I like the cover too, it's certainly striking, but was struck by one small point that differs between then and now. When was the last time you saw a hyphenated word on the cover of a book? Especially a major word such as "Scot - land". I can hear my typography prof groaning.Delete
LOL, I didn't even think that, but true!Delete
This is another Coles novel I would love to see reprinted someday.ReplyDelete
It would be wonderful if someone could devote effort to bringing back not just the Coles' novels (I read a couple yonks ago but remember nothing except that I thought they were pretty okay) but also selective bunches of others from that era, doing for UK detective fiction what Stark House is doing for somewhat later US pulp/hardboiled fiction. There was a time when the printer/publisher Chivers of Bath did a lot of the requisite archaeological reprinting of elderly goodies for the library market, but that seems to have stopped in the 1980s or so. (I don't know if Chivers still exists.)
The British Library has reprinted a couple books by competent third-stringer John Bude and the trio by the even more obscure Mavis Doriel Hay (I reviewed one of her books, unfavorably, here on the blog), but so much more could be done. J. J. Connington, one of the writers I discuss in Masters of the "Humdrum" Mystery has been reprinted by Orion Books, but John Street hasn't. Nor have the Coles, Henry Wade (except for one book, in UK), Anthony Gilbert, Philip Macdonald and many others. A few books by ECR Lorac and ER Punshon have been reprinted by Ramble House, Langtail has done a few by Freeman Crofts.Delete
But, yes, all in all you're right, things are lagging way behind with the Brits.
You make this sound like areally attractive proposition Curt - and then you wallop us with the info that it's a bit hard to find - you fiend! Thanks all the same though ... So, how does one know who wrote which one then? Is it like the Beatles, whre it depends which name comes first on the billing or ...?ReplyDelete
Don't blame me, Sergio, blame the agent for the Coles' literary estate! ;) It's the same problem we are facing with the John Street books, where there is a demand but little supply left anymore. I am very sorry about it and would love to work with the powers-that-be to get these books reprinted, but they'd have to be willing to work with me! Tis the curse of copyright law.Delete
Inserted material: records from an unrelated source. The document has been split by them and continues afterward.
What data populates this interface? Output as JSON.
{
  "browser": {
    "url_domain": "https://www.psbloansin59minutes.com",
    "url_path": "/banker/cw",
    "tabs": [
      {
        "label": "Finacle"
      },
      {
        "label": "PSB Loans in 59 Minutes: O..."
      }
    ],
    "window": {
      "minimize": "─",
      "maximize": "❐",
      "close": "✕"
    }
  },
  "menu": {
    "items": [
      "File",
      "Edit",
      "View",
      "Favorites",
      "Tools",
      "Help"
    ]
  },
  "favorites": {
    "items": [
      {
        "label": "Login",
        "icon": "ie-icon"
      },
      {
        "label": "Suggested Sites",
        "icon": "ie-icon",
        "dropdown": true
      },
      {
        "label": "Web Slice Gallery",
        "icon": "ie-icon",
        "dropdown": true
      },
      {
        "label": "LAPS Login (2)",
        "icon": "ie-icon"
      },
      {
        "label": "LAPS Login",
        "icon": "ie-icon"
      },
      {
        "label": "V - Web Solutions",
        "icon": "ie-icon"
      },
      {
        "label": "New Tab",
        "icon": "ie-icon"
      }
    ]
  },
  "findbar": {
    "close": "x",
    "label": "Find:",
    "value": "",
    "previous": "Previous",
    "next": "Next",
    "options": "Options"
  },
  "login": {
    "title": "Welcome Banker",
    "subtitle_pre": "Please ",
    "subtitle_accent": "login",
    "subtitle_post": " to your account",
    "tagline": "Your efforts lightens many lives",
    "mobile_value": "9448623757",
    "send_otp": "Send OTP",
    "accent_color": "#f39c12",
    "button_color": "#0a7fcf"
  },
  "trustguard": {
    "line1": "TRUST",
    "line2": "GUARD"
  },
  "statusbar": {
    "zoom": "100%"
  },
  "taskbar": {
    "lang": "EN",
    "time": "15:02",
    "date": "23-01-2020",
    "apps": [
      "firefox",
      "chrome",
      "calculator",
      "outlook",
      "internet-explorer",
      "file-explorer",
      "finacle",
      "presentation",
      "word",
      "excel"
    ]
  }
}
I was the person who discovered who wrote which Coles mystery and wrote about it in CADS last year. That and more is in The Spectrum of English Murder, out next month!